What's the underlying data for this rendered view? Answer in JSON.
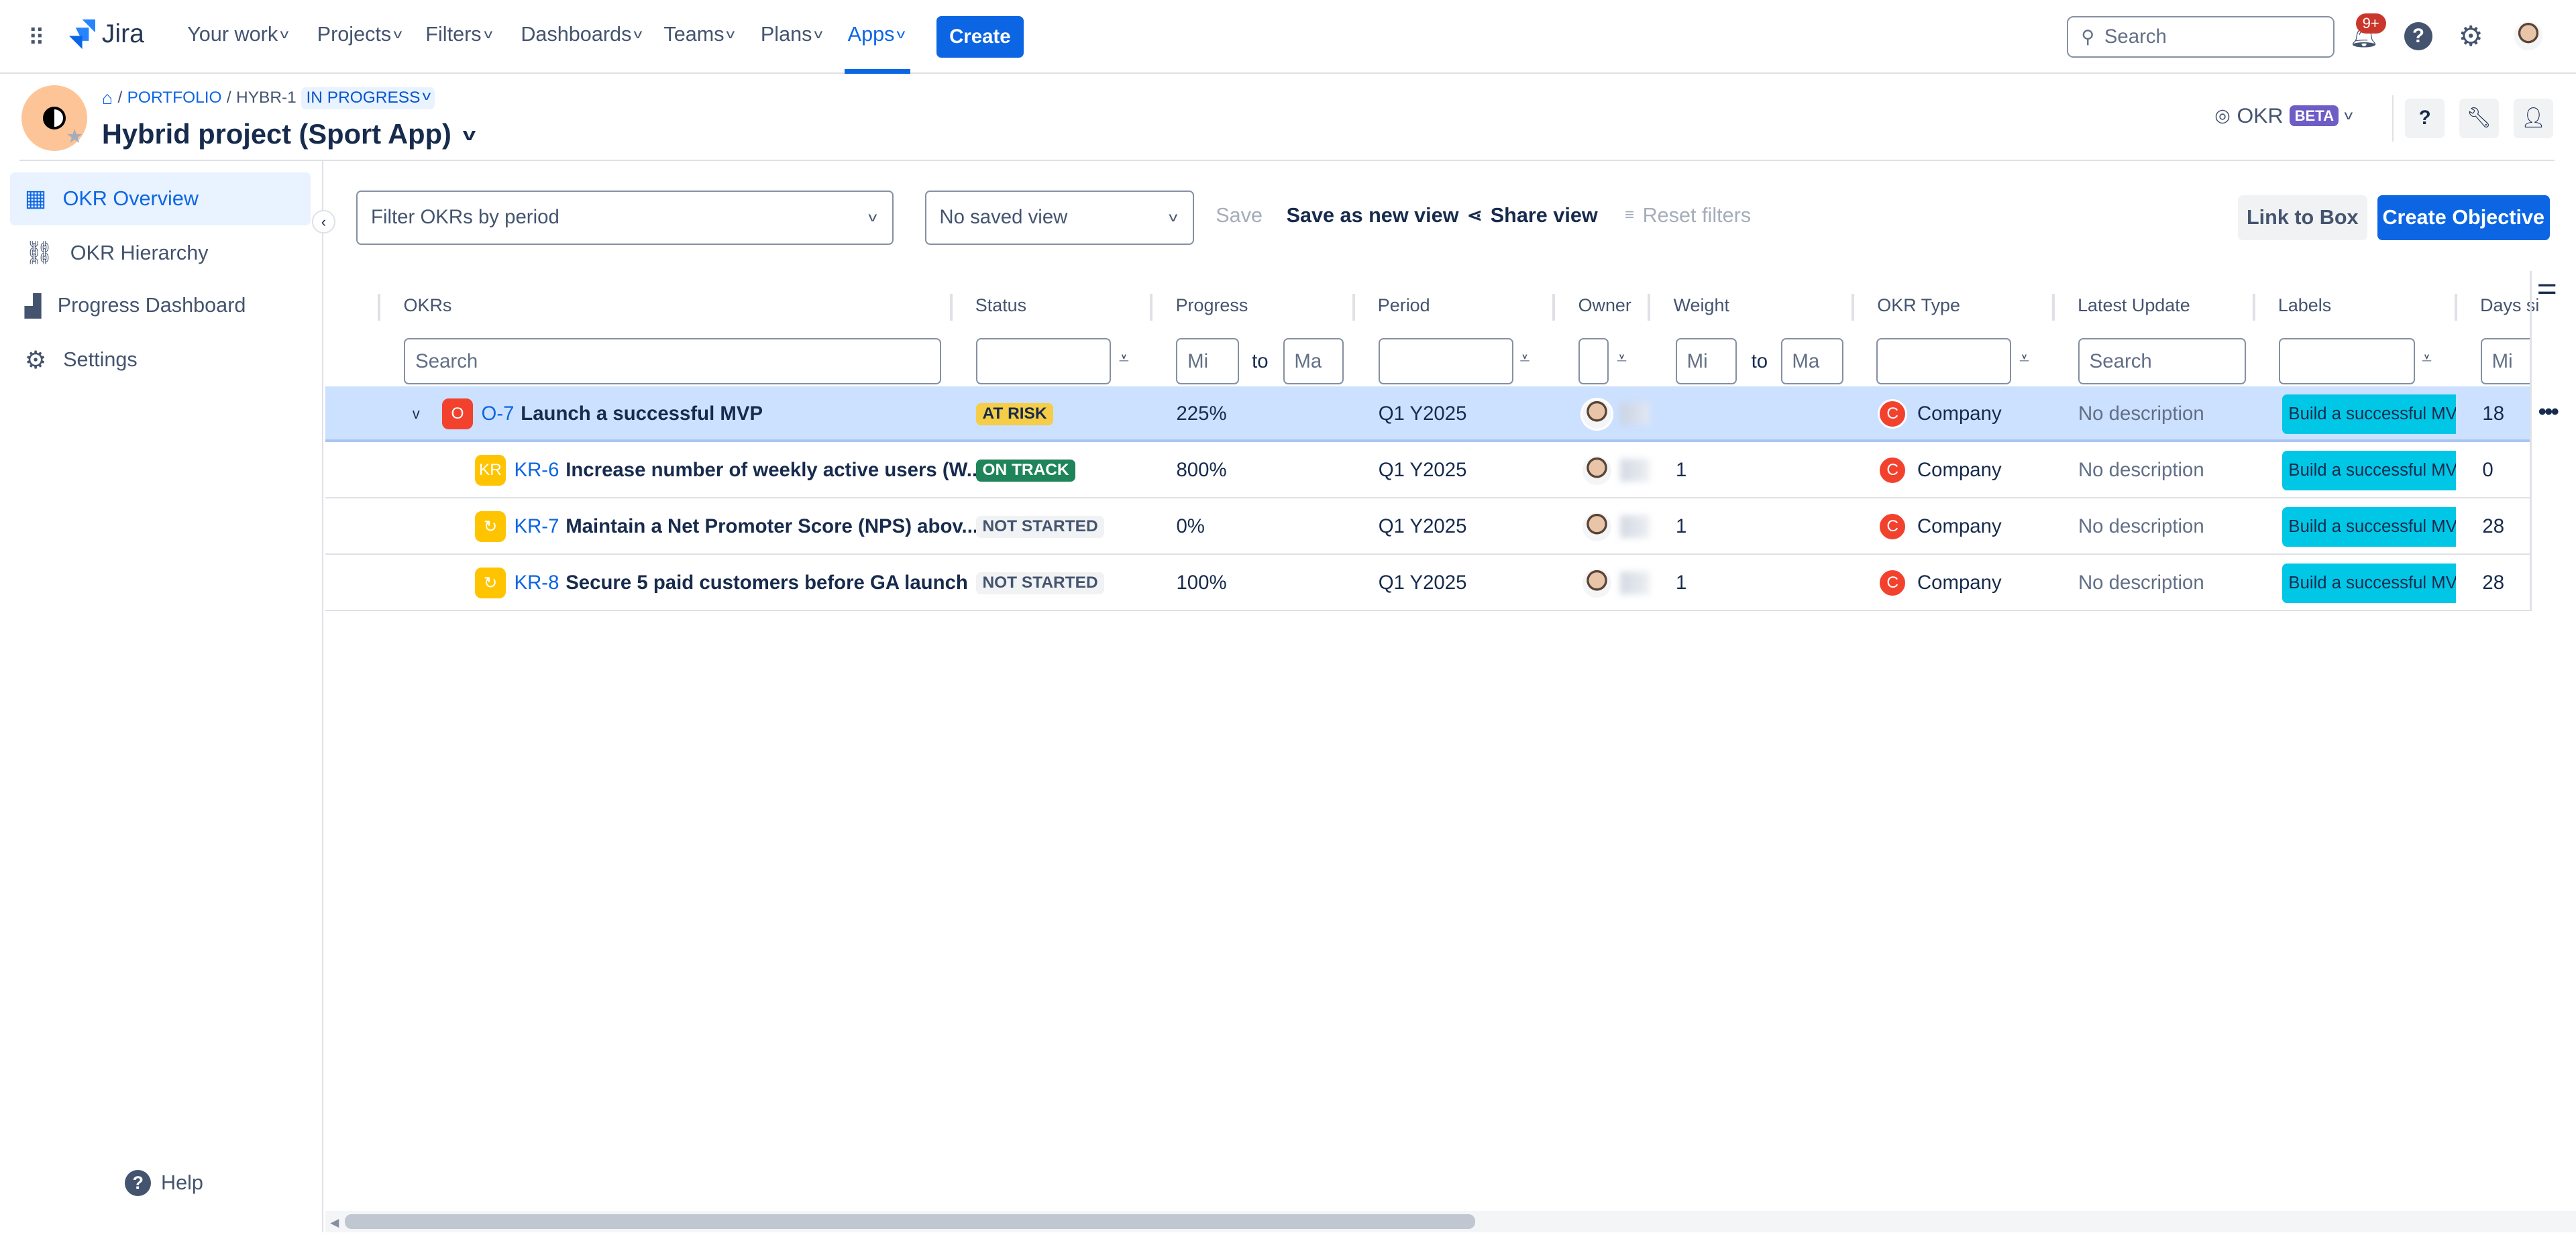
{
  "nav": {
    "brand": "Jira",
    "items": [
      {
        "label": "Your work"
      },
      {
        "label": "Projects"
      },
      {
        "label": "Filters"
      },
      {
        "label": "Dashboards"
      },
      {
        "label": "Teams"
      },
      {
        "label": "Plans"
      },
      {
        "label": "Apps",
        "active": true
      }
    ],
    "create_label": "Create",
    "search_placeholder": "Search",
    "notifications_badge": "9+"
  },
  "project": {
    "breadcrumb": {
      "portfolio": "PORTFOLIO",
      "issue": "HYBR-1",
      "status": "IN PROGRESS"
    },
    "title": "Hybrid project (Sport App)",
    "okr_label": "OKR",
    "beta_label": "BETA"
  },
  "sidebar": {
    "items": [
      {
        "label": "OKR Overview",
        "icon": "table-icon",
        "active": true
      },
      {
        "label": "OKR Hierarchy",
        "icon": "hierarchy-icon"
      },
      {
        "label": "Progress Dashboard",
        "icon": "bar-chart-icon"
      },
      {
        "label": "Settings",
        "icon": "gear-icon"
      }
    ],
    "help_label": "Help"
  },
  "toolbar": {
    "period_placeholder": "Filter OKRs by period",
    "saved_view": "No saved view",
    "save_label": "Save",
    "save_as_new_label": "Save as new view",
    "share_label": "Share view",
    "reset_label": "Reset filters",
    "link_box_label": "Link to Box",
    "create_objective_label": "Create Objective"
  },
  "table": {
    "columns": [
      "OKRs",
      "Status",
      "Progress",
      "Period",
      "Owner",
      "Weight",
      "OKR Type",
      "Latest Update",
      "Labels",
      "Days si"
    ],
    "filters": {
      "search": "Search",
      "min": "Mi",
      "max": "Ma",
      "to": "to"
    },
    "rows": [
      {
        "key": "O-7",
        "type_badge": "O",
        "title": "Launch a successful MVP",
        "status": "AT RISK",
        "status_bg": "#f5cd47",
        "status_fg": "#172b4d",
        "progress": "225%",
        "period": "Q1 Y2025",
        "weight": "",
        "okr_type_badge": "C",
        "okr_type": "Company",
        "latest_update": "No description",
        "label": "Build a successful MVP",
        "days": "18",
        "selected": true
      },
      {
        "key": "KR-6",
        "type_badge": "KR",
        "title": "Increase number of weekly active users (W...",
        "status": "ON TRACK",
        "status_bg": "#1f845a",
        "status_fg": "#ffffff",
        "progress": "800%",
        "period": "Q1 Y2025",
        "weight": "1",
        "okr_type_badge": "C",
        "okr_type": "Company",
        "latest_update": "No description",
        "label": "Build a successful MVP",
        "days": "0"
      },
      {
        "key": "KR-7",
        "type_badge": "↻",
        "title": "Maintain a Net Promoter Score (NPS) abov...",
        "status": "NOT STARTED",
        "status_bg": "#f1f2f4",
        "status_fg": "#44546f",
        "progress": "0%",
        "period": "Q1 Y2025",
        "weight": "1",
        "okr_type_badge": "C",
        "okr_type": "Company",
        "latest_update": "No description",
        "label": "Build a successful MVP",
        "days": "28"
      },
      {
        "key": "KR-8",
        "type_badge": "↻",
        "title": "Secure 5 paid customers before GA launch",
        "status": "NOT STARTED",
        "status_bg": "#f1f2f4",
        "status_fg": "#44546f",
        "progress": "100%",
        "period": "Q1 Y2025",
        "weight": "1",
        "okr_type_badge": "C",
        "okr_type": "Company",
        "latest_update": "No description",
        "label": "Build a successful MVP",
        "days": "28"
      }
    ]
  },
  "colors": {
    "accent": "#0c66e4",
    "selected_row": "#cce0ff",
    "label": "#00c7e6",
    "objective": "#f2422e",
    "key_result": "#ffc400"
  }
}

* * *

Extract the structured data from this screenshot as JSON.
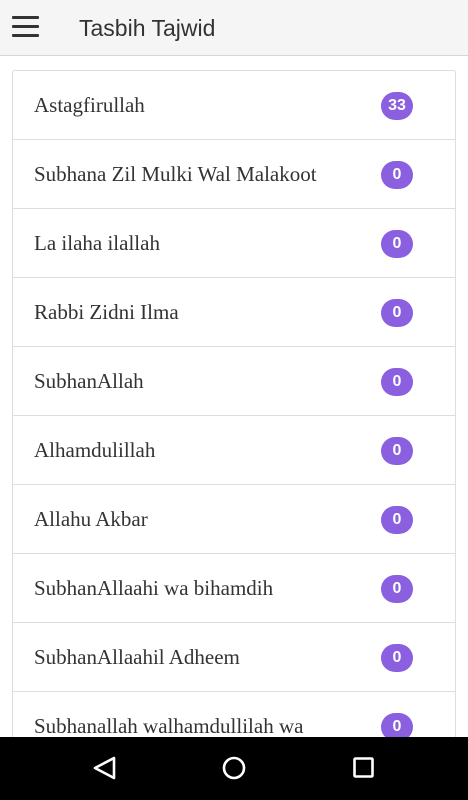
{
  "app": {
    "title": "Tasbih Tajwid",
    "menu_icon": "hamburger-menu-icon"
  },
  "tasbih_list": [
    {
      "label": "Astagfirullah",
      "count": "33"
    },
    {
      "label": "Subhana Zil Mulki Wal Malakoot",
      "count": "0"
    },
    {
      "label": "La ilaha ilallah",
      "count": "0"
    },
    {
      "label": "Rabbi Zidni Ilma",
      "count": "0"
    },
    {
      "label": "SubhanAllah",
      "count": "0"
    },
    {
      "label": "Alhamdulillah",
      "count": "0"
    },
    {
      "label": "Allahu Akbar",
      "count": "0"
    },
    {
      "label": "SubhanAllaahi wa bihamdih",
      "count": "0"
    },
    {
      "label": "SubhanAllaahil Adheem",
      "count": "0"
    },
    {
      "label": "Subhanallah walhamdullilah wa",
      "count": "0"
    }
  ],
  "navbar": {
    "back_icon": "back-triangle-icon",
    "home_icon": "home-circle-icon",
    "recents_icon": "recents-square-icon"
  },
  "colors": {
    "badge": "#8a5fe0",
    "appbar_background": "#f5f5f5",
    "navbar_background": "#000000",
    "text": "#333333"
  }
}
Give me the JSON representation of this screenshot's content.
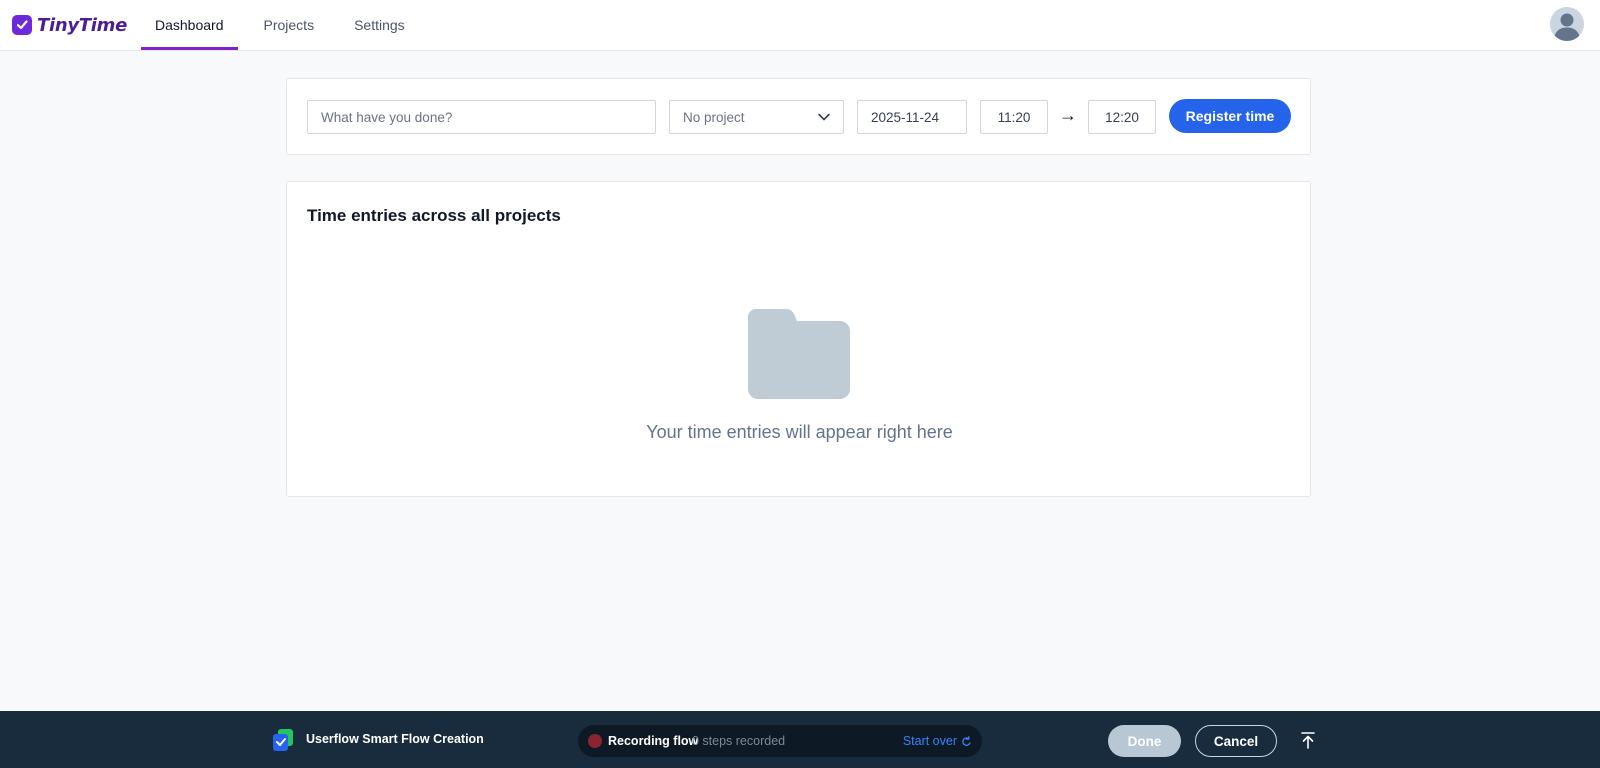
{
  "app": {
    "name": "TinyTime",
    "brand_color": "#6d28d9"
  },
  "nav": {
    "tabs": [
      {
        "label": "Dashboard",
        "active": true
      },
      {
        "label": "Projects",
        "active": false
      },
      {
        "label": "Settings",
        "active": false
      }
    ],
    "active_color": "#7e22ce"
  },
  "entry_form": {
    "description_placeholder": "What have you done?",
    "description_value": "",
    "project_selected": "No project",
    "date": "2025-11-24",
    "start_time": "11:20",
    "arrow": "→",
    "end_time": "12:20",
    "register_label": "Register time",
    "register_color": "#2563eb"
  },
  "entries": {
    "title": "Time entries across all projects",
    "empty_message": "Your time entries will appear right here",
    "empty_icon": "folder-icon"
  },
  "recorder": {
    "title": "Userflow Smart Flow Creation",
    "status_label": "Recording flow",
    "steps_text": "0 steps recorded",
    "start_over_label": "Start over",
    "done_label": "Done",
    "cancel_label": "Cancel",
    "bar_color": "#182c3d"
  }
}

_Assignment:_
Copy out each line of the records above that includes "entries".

_Response area:_
  "entries": {
    "title": "Time entries across all projects",
    "empty_message": "Your time entries will appear right here",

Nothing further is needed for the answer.